M.D. Fla. on Split Re Owner Liability for Unseaworthiness Claim by Third Party
Per Lovette v. HAPPY HOOKER II, Slip Copy, 2006 WL 66722 (M.D. Fla. Jan. 11, 2006):
Defendants Plath and Salt Water Adventures contend that the Vessel Lease Agreement between Salt Water Adventures and Wicburg constitutes a bareboat charter, that the vessel was delivered to Wicburg in seaworthy condition, and that therefore as a matter of law the vessel owner Salt Water Adventures cannot be held liable for the unseaworthiness claim. Lovette responds that neither the express terms of the Vessel Lease Agreement nor the actions of the chartering parties show that the parties entered into a bareboat charter. Lovette further argues that the vessel owner remains liable for the vessel's unseaworthiness even if there is a bareboat charter.

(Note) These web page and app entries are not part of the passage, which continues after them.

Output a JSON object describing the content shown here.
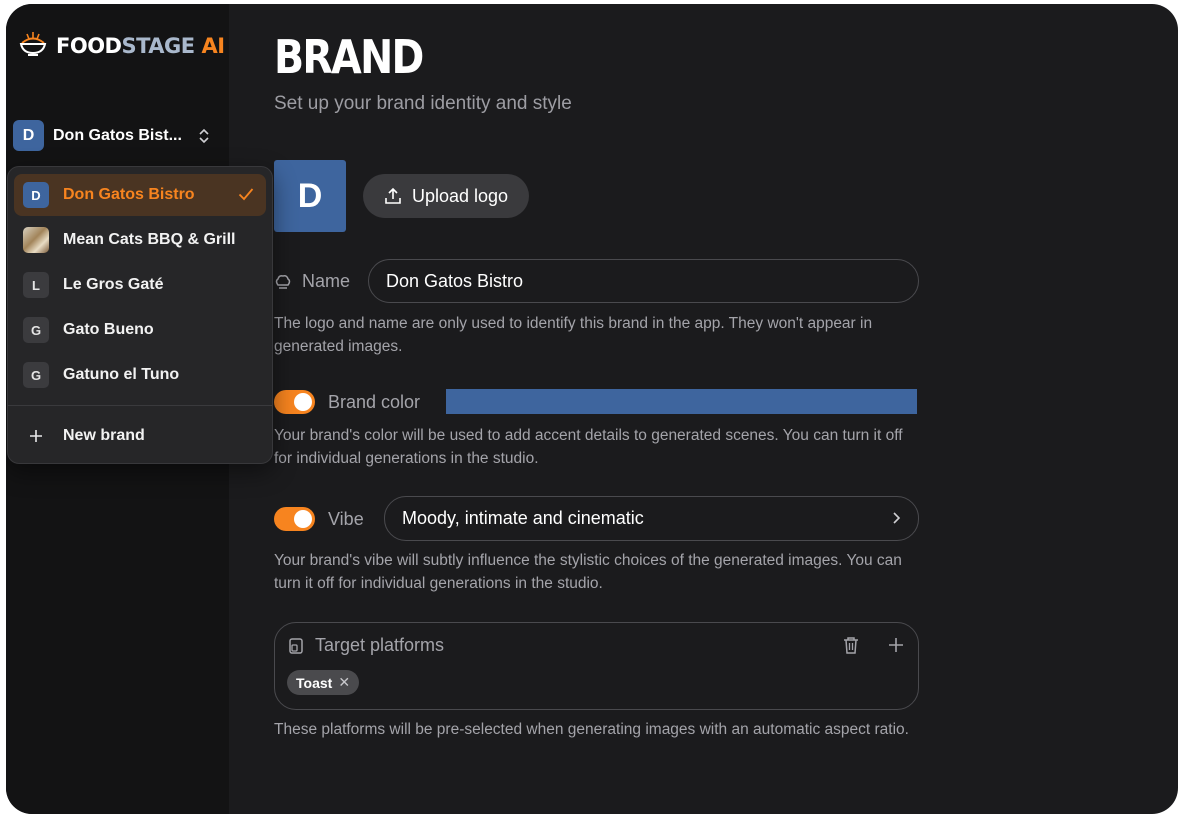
{
  "app": {
    "logo_food": "FOOD",
    "logo_stage": "STAGE",
    "logo_ai": " AI"
  },
  "sidebar": {
    "current_brand": {
      "initial": "D",
      "name": "Don Gatos Bist..."
    },
    "dropdown": {
      "items": [
        {
          "initial": "D",
          "label": "Don Gatos Bistro",
          "selected": true
        },
        {
          "initial": "",
          "label": "Mean Cats BBQ & Grill",
          "selected": false
        },
        {
          "initial": "L",
          "label": "Le Gros Gaté",
          "selected": false
        },
        {
          "initial": "G",
          "label": "Gato Bueno",
          "selected": false
        },
        {
          "initial": "G",
          "label": "Gatuno el Tuno",
          "selected": false
        }
      ],
      "new_brand_label": "New brand"
    }
  },
  "main": {
    "title": "BRAND",
    "subtitle": "Set up your brand identity and style",
    "logo_initial": "D",
    "upload_label": "Upload logo",
    "name_label": "Name",
    "name_value": "Don Gatos Bistro",
    "name_help": "The logo and name are only used to identify this brand in the app. They won't appear in generated images.",
    "brand_color_label": "Brand color",
    "brand_color_enabled": true,
    "brand_color_help": "Your brand's color will be used to add accent details to generated scenes. You can turn it off for individual generations in the studio.",
    "vibe_label": "Vibe",
    "vibe_enabled": true,
    "vibe_value": "Moody, intimate and cinematic",
    "vibe_help": "Your brand's vibe will subtly influence the stylistic choices of the generated images. You can turn it off for individual generations in the studio.",
    "platforms_label": "Target platforms",
    "platforms": [
      "Toast"
    ],
    "platforms_help": "These platforms will be pre-selected when generating images with an automatic aspect ratio."
  },
  "colors": {
    "accent": "#f7841f",
    "brand": "#3e659e",
    "background": "#1b1b1d",
    "sidebar": "#131314"
  }
}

The issue of whether an owner who delivers a vessel in seaworthy condition to a charterer pursuant to a bareboat charter is liable for an unseaworthiness claim by a third party has split the circuits. The Fifth Circuit stated: “A bareboat or demise charter (hereinafter called a bareboat charter), whereby the charter assumes ‘full possession and control of the vessel,”··· constitutes the only form of charter that purports to invest temporary powers of ownership in the charterer and, therefore, constitutes the only conceivable basis on which the vessel owner could seek to escape liability for the unseaworthiness of his vessel.” Baker v. Raymond Int'l, Inc., 656 F.2d 173, 181-82 (5th Cir.1981)(internal citations omitted). However, the Fifth Circuit in Baker found that, even in the case of a bareboat charter, the owner remains liable for the unseaworthiness condition at the time of the charter. See id. Contrary to the Fifth Circuit, other circuits have found that a demise charterer is the liable party for the unseaworthiness condition of the vessel, and the vessel owner is absolved from such liability. See Matute v. Lloyd Berm. Lines, Ltd., 931 F.2d 231, 235 n. 2 (3d Cir.1991), overruled on other grounds, Neely v. Club Med Mgmt. Servs., 63 F.3d 166, 178 (3d Cir.1995); see also McAleer v. Smith, 57 F.3d 109, 112 (1st Cir.1995). This issue remains unresolved in the Eleventh Circuit. The Court finds it unnecessary to resolve this legal issue because there are material issues of disputed facts as to whether a bareboat charter existed in this case.